Approval for Hemodialysis Drug

The US Food and Drug Administration approved ferric pyrophosphate citrate (Triferic/Rockwell) for use as an iron replacement therapy in patients with end-stage renal disease, the company announced. It is also indicated for chronic kidney disease. The drug is for adults.

The US Food and Drug Administration approved ferric pyrophosphate citrate (Triferic/Rockwell) for use as an iron replacement therapy in patients with end-stage renal disease, the company announced. It is also indicated for chronic kidney disease. The drug is for adults.

The drug is delivered via dialysate.

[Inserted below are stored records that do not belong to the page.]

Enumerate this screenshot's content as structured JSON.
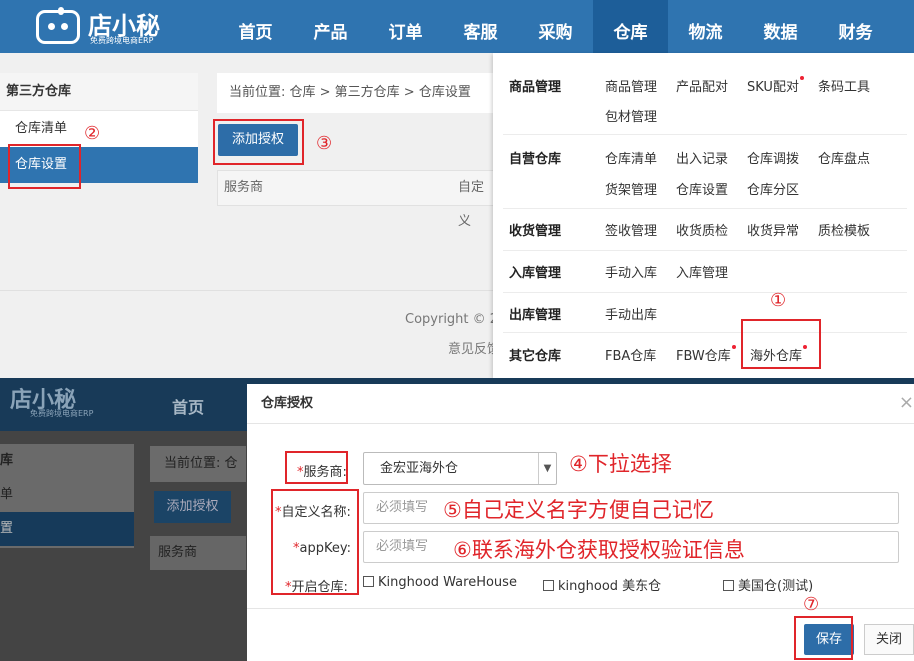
{
  "top": {
    "brand": "店小秘",
    "slogan": "免费跨境电商ERP",
    "nav": [
      "首页",
      "产品",
      "订单",
      "客服",
      "采购",
      "仓库",
      "物流",
      "数据",
      "财务"
    ],
    "nav_active": "仓库",
    "sidebar": {
      "title": "第三方仓库",
      "items": [
        "仓库清单",
        "仓库设置"
      ],
      "selected": "仓库设置"
    },
    "breadcrumb": "当前位置:  仓库 > 第三方仓库 > 仓库设置",
    "add_button": "添加授权",
    "table_headers": [
      "服务商",
      "自定义"
    ],
    "copyright": "Copyright  ©  2",
    "feedback": "意见反馈",
    "mega_menu": [
      {
        "title": "商品管理",
        "links": [
          "商品管理",
          "产品配对",
          "SKU配对",
          "条码工具",
          "包材管理"
        ]
      },
      {
        "title": "自营仓库",
        "links": [
          "仓库清单",
          "出入记录",
          "仓库调拨",
          "仓库盘点",
          "货架管理",
          "仓库设置",
          "仓库分区"
        ]
      },
      {
        "title": "收货管理",
        "links": [
          "签收管理",
          "收货质检",
          "收货异常",
          "质检模板"
        ]
      },
      {
        "title": "入库管理",
        "links": [
          "手动入库",
          "入库管理"
        ]
      },
      {
        "title": "出库管理",
        "links": [
          "手动出库"
        ]
      },
      {
        "title": "其它仓库",
        "links": [
          "FBA仓库",
          "FBW仓库",
          "海外仓库"
        ]
      }
    ],
    "markers": {
      "m1": "①",
      "m2": "②",
      "m3": "③"
    }
  },
  "bottom": {
    "brand": "店小秘",
    "slogan": "免费跨境电商ERP",
    "home": "首页",
    "sidebar": [
      "库",
      "单",
      "置"
    ],
    "breadcrumb": "当前位置:  仓",
    "add_button": "添加授权",
    "table_header": "服务商",
    "modal": {
      "title": "仓库授权",
      "close": "×",
      "provider_label": "服务商:",
      "provider_value": "金宏亚海外仓",
      "name_label": "自定义名称:",
      "name_placeholder": "必须填写",
      "appkey_label": "appKey:",
      "appkey_placeholder": "必须填写",
      "warehouse_label": "开启仓库:",
      "warehouses": [
        "Kinghood WareHouse",
        "kinghood 美东仓",
        "美国仓(测试)"
      ],
      "required_mark": "*",
      "save": "保存",
      "close_btn": "关闭"
    },
    "annotations": {
      "a4": "④下拉选择",
      "a5": "⑤自己定义名字方便自己记忆",
      "a6": "⑥联系海外仓获取授权验证信息",
      "m7": "⑦"
    }
  },
  "colors": {
    "primary": "#2f74b0",
    "annotation_red": "#e0252a"
  }
}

According to Rockwell, the product has an advantage over competing iron-therapy products because it can “deliver iron without increasing iron stores.”

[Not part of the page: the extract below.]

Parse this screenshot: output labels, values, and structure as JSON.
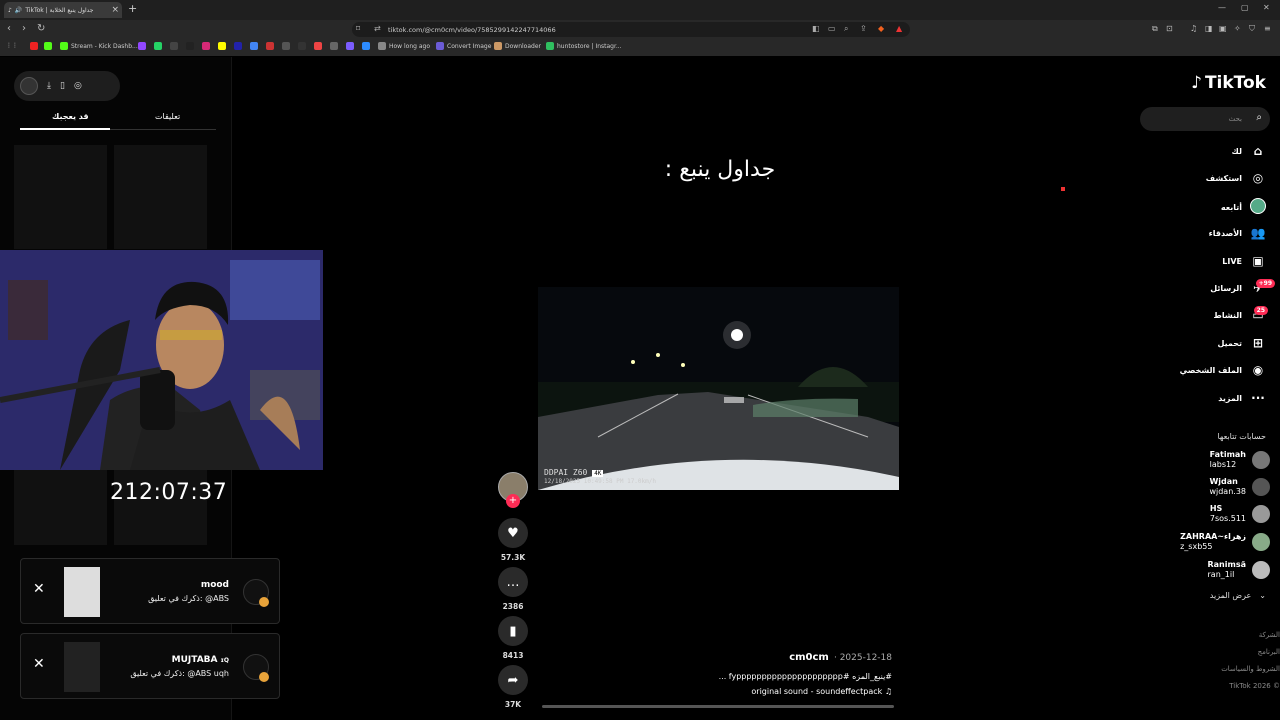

A company officer, Raymond Pratt, MD called Triferic “a paradigm shift in the treatment of anemia” in part because it eliminates the need for intravenous iron therapy.

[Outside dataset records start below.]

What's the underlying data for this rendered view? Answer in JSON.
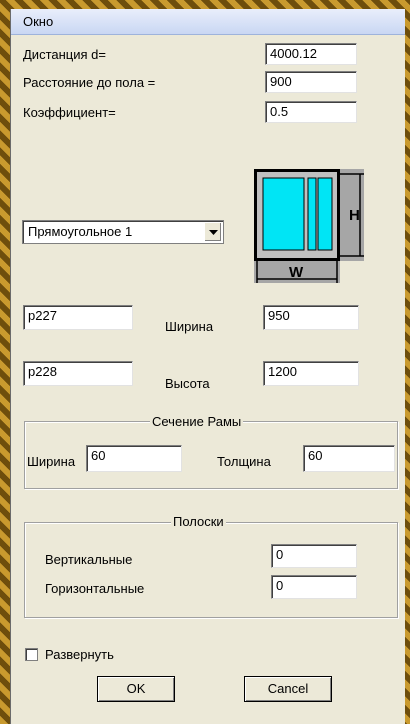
{
  "window": {
    "title": "Окно"
  },
  "params": {
    "distance_label": "Дистанция d=",
    "distance_value": "4000.12",
    "floor_label": "Расстояние до пола =",
    "floor_value": "900",
    "coef_label": "Коэффициент=",
    "coef_value": "0.5"
  },
  "shape_select": {
    "selected": "Прямоугольное 1"
  },
  "preview": {
    "width_label": "W",
    "height_label": "H",
    "glass_color": "#00e5f5",
    "frame_color": "#c0c0c0"
  },
  "size": {
    "code_width": "p227",
    "code_height": "p228",
    "width_label": "Ширина",
    "width_value": "950",
    "height_label": "Высота",
    "height_value": "1200"
  },
  "frame_section": {
    "legend": "Сечение Рамы",
    "width_label": "Ширина",
    "width_value": "60",
    "thickness_label": "Толщина",
    "thickness_value": "60"
  },
  "strips": {
    "legend": "Полоски",
    "vertical_label": "Вертикальные",
    "vertical_value": "0",
    "horizontal_label": "Горизонтальные",
    "horizontal_value": "0"
  },
  "expand": {
    "label": "Развернуть",
    "checked": false
  },
  "buttons": {
    "ok": "OK",
    "cancel": "Cancel"
  }
}
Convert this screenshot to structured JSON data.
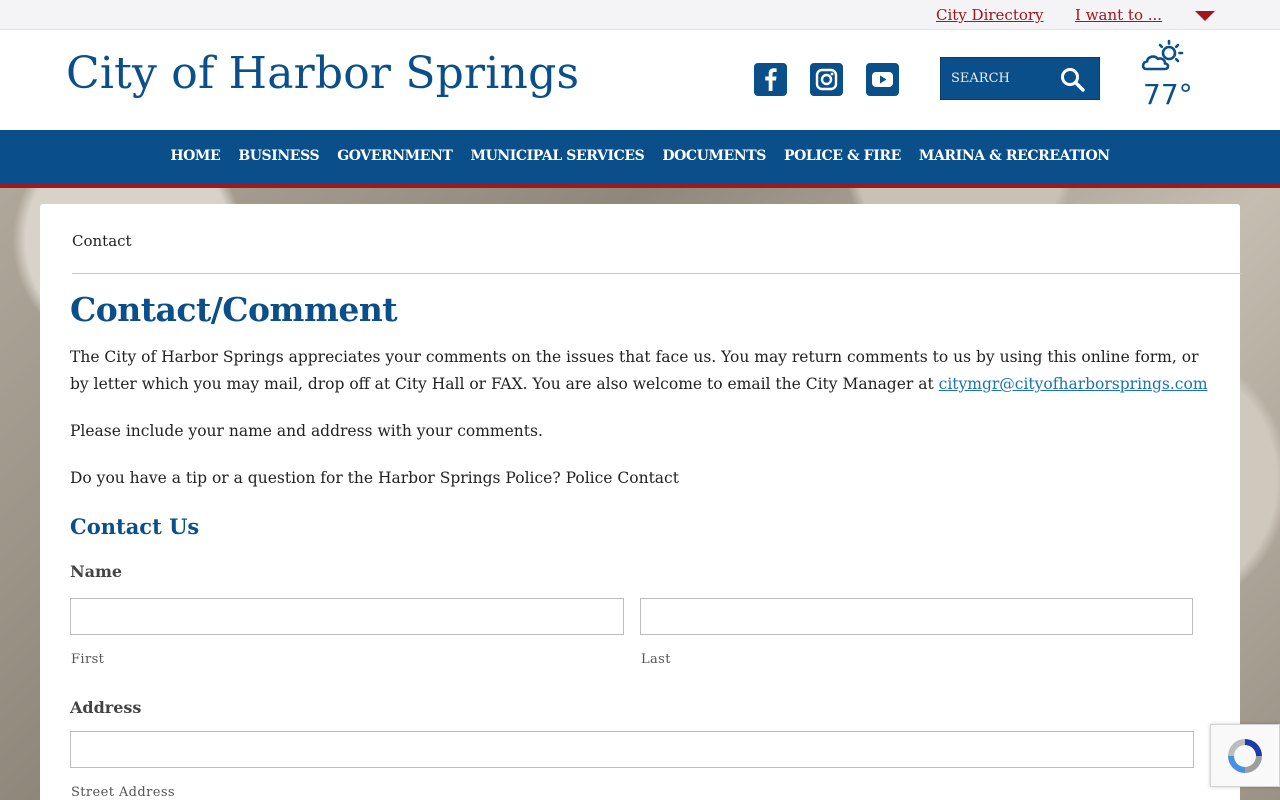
{
  "topbar": {
    "city_directory": "City Directory",
    "i_want_to": "I want to ..."
  },
  "header": {
    "site_title": "City of Harbor Springs",
    "search_placeholder": "SEARCH",
    "weather_temp": "77°"
  },
  "social_icons": [
    "facebook-icon",
    "instagram-icon",
    "youtube-icon"
  ],
  "nav": {
    "items": [
      "HOME",
      "BUSINESS",
      "GOVERNMENT",
      "MUNICIPAL SERVICES",
      "DOCUMENTS",
      "POLICE & FIRE",
      "MARINA & RECREATION"
    ]
  },
  "content": {
    "breadcrumb": "Contact",
    "page_title": "Contact/Comment",
    "intro": "The City of Harbor Springs appreciates your comments on the issues that face us. You may return comments to us by using this online form, or by letter which you may mail, drop off at City Hall or FAX. You are also welcome to email the City Manager at ",
    "email": "citymgr@cityofharborsprings.com",
    "include_note": "Please include your name and address with your comments.",
    "police_note": "Do you have a tip or a question for the Harbor Springs Police? Police Contact"
  },
  "form": {
    "section_title": "Contact Us",
    "name_label": "Name",
    "first_label": "First",
    "last_label": "Last",
    "address_label": "Address",
    "street_label": "Street Address"
  },
  "colors": {
    "brand_blue": "#0a4f8a",
    "accent_red": "#9a1b1f",
    "link_red": "#a3141b",
    "link_blue": "#1a73b8"
  }
}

In its trials, the drug was tested on 1,400 patients who got Triferic a total of more than 100,000 times.

According to the company, the drug is introduced in bicarbonate concentrate at the dialysis clinic and then mixed into dialysate. Triferic crosses the dialyzer membrane and enter the blood where it binds to transferring, is transported to the erythoid precursor cells and gets incorporated into the patient’s hemoglobin. The trials “demonstrated that Triferic can effectively deliver sufficient iron to the bone marrow to maintain hemoglobin and not increase iron stores.”

Rockwell was able to conduct the trials in part through a small business waiver of the Prescription Drug User Fee Act fee for its new drug application. That saved the company $2.2 million, the company said last year.